Additionally, Leonard kept drives alive for the Steelers by way of two separate personal foul penalties. You can argue the validity of both, but the first was one where 3 Colts had the runner wrapped up, and Leonard arrived late to lay a hit on him. It was a call that is likely always going to be made, and it resulted in a field goal for the Steelers rather than a punt. When the game was decided by that margin, it was another example of sloppy play resulting in an eventual loss.
In a tough season, the Colts need Leonard to rebound in a big way, and with the Dolphins on the way, he’ll have a chance to do so.
Parris Campbell and Deon Cain
For all of us waiting for these two to make an impact, the wait continues. With T.Y. Hilton out for 3-4 weeks, the hope is that one or both of the young receivers would step up and help to fill Hilton’s role. Even as complementary options, neither has found a great deal of success, and this game was no different.
Deon Cain dropped the only two targets to go his way in this game, and while many have complained that Jacoby Brissett often doesn’t look his way, his continuing inability to make plays when the ball does come his way seem to spell why he gets overlooked. At this point perhaps the best move would be to give some snaps over to special teamer Ashton Dulin and see what he can do.
Campbell had a few moments of brilliance, but they were accented by problems. He muffed a kick early, and on a long run that would almost certainly have resulted in a touchdown, he tripped over his own feet and fumbled the ball. Fortunately it went out of bounds, but it perfectly encapsulates his impact this season.
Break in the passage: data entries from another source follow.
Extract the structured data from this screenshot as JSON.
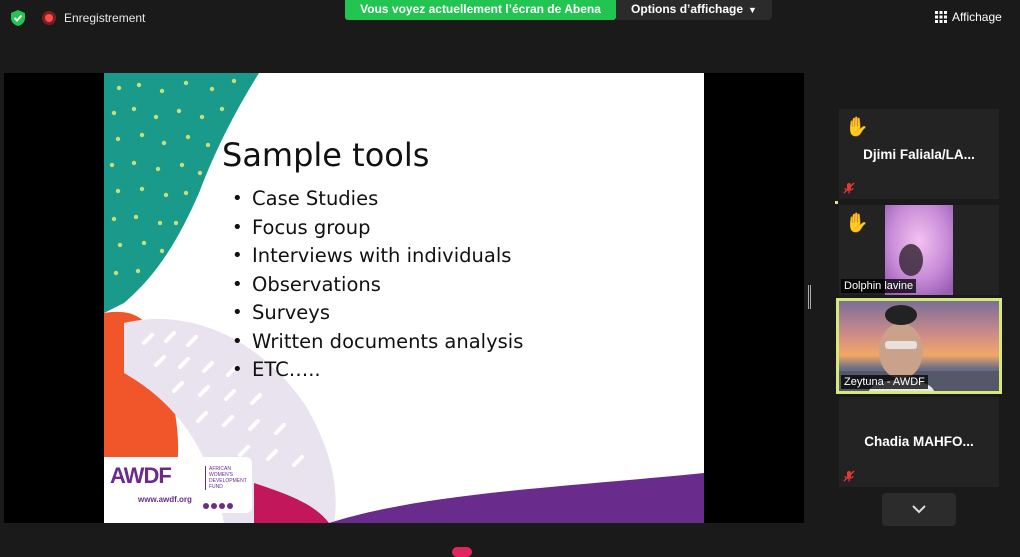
{
  "header": {
    "recording_label": "Enregistrement",
    "share_banner": "Vous voyez actuellement l’écran de Abena",
    "view_options_label": "Options d’affichage",
    "display_label": "Affichage"
  },
  "slide": {
    "title": "Sample tools",
    "bullets": [
      "Case Studies",
      "Focus group",
      "Interviews with individuals",
      "Observations",
      "Surveys",
      "Written documents analysis",
      "ETC….."
    ],
    "logo_text": "AWDF",
    "logo_subtext": "AFRICAN WOMEN'S DEVELOPMENT FUND",
    "logo_url": "www.awdf.org"
  },
  "participants": [
    {
      "name": "Djimi  Faliala/LA...",
      "hand_raised": true,
      "muted": true,
      "video": false
    },
    {
      "name": "Dolphin lavine",
      "hand_raised": true,
      "muted": false,
      "video": true
    },
    {
      "name": "Zeytuna - AWDF",
      "hand_raised": false,
      "muted": false,
      "video": true,
      "active_speaker": true
    },
    {
      "name": "Chadia  MAHFO...",
      "hand_raised": false,
      "muted": true,
      "video": false
    }
  ],
  "colors": {
    "share_banner": "#23c552",
    "active_speaker_border": "#d6ea7a",
    "slide_teal": "#1a9a8a",
    "slide_orange": "#f0562a",
    "slide_purple": "#6a2c8c",
    "slide_magenta": "#c2185b"
  }
}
Ineffective with a hint of disaster.
This has not been a good year for Glowinski. He has almost certainly guaranteed that Chris Ballard will be drafting his replacement with his play so far this season. T.J. Watt had Glowinski so out of sorts in this game that he barely knew where he was. At one point he drew a hands to the face penalty and completely removed a player’s helmet, which was his second penalty on that drive. Against good pass rushers, Glowinski has been exposed this season, and this was a defense that brought consistent pressure. I’m not sure that even a solid back half of the season would be enough to secure Glowinski’s role.
Brian Hoyer – While he did a lot of things well, his pick six to Minkah Fitzpatrick was a pass he never should have thrown. He simply never saw Fitzpatrick. He also had a rough time sensing pressure. As a backup who missed camp, however, it seemed unfair to label him a full-on loser.
Anthony Castonzo – Castonzo struggled against Bud Dupree and in general did not have a great showing.
The Officials – They’re still just awful. So, so bad.